Friday, February 22, 2013
SECONDHAND HORSES by Lauraine Snelling and Kathleen Damp Wright
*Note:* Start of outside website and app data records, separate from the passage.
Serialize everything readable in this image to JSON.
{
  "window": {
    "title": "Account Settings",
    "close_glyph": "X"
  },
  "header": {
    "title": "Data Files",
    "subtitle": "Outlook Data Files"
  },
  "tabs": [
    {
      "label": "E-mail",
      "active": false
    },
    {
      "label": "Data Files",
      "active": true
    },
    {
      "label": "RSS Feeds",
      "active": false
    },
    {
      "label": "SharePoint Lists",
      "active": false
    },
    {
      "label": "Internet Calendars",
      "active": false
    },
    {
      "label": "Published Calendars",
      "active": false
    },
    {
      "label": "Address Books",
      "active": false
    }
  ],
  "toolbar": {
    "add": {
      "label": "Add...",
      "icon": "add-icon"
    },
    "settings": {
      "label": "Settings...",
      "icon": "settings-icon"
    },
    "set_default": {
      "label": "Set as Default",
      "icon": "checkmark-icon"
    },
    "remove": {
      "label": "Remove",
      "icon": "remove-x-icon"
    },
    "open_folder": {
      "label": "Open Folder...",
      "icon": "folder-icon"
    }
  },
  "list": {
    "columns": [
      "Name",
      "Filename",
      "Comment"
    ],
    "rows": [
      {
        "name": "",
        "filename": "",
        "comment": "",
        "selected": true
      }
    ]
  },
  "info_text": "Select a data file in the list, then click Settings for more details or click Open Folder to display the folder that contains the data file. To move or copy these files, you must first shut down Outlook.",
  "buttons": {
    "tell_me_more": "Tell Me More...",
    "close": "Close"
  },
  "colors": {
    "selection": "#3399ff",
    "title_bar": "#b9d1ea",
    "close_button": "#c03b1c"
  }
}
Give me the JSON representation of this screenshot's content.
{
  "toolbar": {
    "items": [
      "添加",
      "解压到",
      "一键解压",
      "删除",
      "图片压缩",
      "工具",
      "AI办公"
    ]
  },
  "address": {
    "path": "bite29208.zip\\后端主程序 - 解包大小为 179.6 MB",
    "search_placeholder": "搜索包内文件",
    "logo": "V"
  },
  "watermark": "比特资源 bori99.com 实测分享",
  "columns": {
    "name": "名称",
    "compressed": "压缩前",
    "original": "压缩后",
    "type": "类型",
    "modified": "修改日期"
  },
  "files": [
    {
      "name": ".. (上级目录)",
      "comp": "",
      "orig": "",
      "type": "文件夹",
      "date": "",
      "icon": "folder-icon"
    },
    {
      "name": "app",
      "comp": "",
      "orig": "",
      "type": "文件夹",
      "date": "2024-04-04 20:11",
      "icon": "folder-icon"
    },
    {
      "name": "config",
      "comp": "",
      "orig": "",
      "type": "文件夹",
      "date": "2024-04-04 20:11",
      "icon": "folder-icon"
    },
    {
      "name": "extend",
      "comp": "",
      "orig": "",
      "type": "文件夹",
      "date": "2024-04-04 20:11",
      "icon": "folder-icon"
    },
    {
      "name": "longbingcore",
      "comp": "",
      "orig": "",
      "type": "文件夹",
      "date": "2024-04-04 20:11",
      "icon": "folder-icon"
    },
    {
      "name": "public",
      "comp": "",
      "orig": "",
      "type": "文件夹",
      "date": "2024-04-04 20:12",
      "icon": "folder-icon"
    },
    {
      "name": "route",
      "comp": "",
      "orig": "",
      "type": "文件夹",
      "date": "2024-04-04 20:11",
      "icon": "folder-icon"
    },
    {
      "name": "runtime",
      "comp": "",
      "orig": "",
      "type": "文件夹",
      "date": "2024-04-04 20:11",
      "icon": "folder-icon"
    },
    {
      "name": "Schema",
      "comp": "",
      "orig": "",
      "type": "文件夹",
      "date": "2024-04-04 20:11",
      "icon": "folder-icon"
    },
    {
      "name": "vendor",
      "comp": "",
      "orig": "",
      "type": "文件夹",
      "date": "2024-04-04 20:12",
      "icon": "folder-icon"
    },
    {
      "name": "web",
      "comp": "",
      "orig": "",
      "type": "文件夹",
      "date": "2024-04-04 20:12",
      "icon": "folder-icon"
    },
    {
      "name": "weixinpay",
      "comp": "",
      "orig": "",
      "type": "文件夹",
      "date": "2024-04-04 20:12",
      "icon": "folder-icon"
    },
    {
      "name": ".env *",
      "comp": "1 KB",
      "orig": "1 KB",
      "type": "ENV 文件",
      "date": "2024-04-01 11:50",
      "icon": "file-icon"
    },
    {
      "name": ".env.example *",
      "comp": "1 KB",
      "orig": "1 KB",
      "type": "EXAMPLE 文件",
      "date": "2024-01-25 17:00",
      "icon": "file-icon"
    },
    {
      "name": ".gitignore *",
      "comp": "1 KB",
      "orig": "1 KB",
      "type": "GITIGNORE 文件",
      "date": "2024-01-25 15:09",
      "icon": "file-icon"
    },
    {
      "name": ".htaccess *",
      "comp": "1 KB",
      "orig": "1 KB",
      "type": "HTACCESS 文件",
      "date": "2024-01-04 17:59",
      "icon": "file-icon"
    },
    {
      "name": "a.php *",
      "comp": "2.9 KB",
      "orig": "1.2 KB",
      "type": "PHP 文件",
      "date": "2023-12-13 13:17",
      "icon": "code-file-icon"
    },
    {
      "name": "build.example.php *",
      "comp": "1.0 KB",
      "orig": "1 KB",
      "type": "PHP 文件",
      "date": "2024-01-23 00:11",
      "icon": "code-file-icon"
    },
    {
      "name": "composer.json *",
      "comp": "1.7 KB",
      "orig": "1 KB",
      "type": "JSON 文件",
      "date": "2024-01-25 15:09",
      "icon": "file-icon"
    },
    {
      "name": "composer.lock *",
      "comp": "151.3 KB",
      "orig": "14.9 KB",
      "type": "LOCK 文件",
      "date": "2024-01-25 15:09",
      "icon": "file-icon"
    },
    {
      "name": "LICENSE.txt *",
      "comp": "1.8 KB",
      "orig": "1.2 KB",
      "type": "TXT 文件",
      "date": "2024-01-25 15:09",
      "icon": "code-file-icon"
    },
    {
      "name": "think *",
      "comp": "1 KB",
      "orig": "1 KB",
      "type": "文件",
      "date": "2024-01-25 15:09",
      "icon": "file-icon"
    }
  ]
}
This is the third book in the S.A.V.E Squad - the group of three eleven-year-old girls, Sunny, Aneta, Vee, and Esther. When I requested an e-galley, there was no indication that it was Christian fiction, an area in which I have no expertise or interest, so I will be reviewing it as series fiction/middle-grade fiction. I read it aloud to my six-year-old and we both agreed that it seemed LONG (and we've read much longer chapter books), although the animal-rescue parts kept us reading. As series fiction, this book had some flaws. Ignoring the number one rule of a series, there is no summary of what happened in the previous two books. Apparently, the girls have had adventures before, and I gathered eventually that these adventures involved helping animals, but I was missing backstory. The girls are different from each other in background, family life, and personality, but they are two-dimensional, embodying only the characteristics the author assigned them. As far as messages go, this book is very mixed for me. The girls compromise with each other and love to help animals in need. They come up with a great idea to help the reluctant readers group at the library learn to enjoy reading. There are some preachy passages that I skipped because I'm in serious disagreement with their philosophy. "Sunny...felt kind of like the zoo. What good was she? She knew from years of Sunday school that God loved everyone. That He didn't make mistakes creating people; however, she wasn't quite sure He hadn't dozed off when He was finishing her brain." So, if you believe that human beings only have value because God created them and doesn't make mistakes (um, hello? Hitler?) and you're looking to indoctrinate your children into that belief, this is definitely the book for you. The premise of the book is that after Sunny ruins dinner on her night to cook (by becoming distracted with something else), her "consequences" are to go stay with her uncle for two weeks on his new ranch and help take care of the horses and clean out the previous owner's stuff. It was a few chapters in before I realized Sunny must be homeschooled (see above for missing backstory). The attitude of the parents when Sunny ruins dinner is really harsh and seemed disproportionate the the offense (they simply sit at the dinner table with nothing in front of them while the spaghetti she put in the pot burns). Sunny and her parents together determine the appropriate consequences, which was nice. The idea is that Sunny will learn to finish things without getting distracted, but when she fails to clean out a barn as promised, her uncle trips on some junk and breaks his ankle badly enough to need surgery. Now Sunny is also in charge of taking care of her uncle as he recovers. (Seriously? She's eleven.) She and her friends decide to buy a petting zoo from the carnival (Creepy Carnival Guy) by pooling their money when CCG announces he hates the zoo and wants to sell it. I had a number of problems with that - buying a zoo without permission? Handing $50 over to a creepy guy and telling him where they live so he can deliver the animals the next day? Not really smart choices. When someone is breaking into the barn at night and they decide to withhold evidence from the sheriff and catch the guy themselves? Not smart. My six-year-old said at one point, "I don't think it's a good idea to chase the bad guy in the woods! Why don't they just call 911?" Exactly. Sunny was fairly irritating. Her favorite (very frequently repeated) catch phrases are yayness/ughness to denote good/bad things, "rocko socko," and "for pizza sake." The point of her learning to finish things could have been made in many fewer pages without having her get distracted and abandon a project at least a half-dozen times. The repetition really made the book drag. That said, there's a lovely story of girls helping animals and finding a creative way to help reluctant readers hidden in here somewhere. Uncle Dave is also a good example - he shows compassion and generosity in taking in an abandoned horse and working with a family to help them keep their horse in difficult economic times. He's also surprisingly understanding when Sunny's distractedness causes his ankle injury, but that may have been the pain medication. My daughter and I agreed that we might be interested in the first two books if we skipped the boring parts and just read the animal-saving parts. Source disclosure: I received an e-galley of this title from the publisher.